= Beginning of Section =

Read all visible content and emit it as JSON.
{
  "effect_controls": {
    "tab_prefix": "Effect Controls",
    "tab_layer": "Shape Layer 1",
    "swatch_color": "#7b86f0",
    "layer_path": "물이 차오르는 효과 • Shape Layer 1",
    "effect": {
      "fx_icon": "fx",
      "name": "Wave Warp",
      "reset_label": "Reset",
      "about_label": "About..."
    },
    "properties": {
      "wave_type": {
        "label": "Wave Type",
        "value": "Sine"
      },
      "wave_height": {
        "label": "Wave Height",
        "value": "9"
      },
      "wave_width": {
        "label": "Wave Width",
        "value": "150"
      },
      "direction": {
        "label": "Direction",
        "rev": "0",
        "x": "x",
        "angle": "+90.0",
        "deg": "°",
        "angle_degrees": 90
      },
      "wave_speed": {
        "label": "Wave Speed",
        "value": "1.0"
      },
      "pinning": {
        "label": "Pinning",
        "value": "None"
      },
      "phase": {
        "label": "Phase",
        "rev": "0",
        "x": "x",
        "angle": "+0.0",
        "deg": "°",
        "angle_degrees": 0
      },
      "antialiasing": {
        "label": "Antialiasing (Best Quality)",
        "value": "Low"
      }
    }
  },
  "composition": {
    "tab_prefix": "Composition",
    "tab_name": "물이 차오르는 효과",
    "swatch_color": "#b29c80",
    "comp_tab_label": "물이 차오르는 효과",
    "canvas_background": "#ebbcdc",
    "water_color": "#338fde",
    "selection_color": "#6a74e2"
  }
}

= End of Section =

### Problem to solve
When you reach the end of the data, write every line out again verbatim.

### Final answer
Read all visible content and emit it as JSON.
{
  "effect_controls": {
    "tab_prefix": "Effect Controls",
    "tab_layer": "Shape Layer 1",
    "swatch_color": "#7b86f0",
    "layer_path": "물이 차오르는 효과 • Shape Layer 1",
    "effect": {
      "fx_icon": "fx",
      "name": "Wave Warp",
      "reset_label": "Reset",
      "about_label": "About..."
    },
    "properties": {
      "wave_type": {
        "label": "Wave Type",
        "value": "Sine"
      },
      "wave_height": {
        "label": "Wave Height",
        "value": "9"
      },
      "wave_width": {
        "label": "Wave Width",
        "value": "150"
      },
      "direction": {
        "label": "Direction",
        "rev": "0",
        "x": "x",
        "angle": "+90.0",
        "deg": "°",
        "angle_degrees": 90
      },
      "wave_speed": {
        "label": "Wave Speed",
        "value": "1.0"
      },
      "pinning": {
        "label": "Pinning",
        "value": "None"
      },
      "phase": {
        "label": "Phase",
        "rev": "0",
        "x": "x",
        "angle": "+0.0",
        "deg": "°",
        "angle_degrees": 0
      },
      "antialiasing": {
        "label": "Antialiasing (Best Quality)",
        "value": "Low"
      }
    }
  },
  "composition": {
    "tab_prefix": "Composition",
    "tab_name": "물이 차오르는 효과",
    "swatch_color": "#b29c80",
    "comp_tab_label": "물이 차오르는 효과",
    "canvas_background": "#ebbcdc",
    "water_color": "#338fde",
    "selection_color": "#6a74e2"
  }
}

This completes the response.